(Problem requirements)
Each line of the material below that holds the word "solution" needs to be copied.

[Start of section]

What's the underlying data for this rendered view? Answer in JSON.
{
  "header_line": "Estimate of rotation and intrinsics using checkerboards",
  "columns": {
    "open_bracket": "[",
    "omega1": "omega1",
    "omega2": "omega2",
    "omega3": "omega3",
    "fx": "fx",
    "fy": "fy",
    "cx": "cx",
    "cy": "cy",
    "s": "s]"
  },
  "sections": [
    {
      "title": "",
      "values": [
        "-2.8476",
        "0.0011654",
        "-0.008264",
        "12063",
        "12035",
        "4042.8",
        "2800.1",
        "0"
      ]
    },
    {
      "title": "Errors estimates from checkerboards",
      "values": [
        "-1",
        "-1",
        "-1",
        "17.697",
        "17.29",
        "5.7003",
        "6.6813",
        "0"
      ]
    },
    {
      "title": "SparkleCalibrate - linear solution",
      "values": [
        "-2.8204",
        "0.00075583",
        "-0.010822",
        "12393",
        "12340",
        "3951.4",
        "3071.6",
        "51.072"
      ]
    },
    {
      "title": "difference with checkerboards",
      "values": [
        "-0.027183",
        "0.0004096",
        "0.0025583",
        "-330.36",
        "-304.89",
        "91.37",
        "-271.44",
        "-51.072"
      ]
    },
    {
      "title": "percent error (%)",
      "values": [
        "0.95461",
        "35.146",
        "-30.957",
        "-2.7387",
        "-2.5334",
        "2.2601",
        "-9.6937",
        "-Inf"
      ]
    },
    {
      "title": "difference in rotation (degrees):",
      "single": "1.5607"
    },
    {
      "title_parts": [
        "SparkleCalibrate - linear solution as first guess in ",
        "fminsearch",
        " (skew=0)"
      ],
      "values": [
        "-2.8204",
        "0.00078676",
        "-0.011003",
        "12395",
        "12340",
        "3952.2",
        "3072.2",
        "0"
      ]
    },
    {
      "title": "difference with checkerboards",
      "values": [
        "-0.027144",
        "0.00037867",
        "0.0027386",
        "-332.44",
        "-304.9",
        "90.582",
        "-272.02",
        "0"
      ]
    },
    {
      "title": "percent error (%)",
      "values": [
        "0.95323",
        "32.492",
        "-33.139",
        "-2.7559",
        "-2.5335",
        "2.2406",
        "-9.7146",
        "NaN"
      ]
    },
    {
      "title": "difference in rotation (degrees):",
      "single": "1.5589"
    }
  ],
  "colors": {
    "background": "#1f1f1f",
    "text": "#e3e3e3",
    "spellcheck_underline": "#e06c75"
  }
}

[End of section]

(The completed task)
      "title": "SparkleCalibrate - linear solution",
        "SparkleCalibrate - linear solution as first guess in ",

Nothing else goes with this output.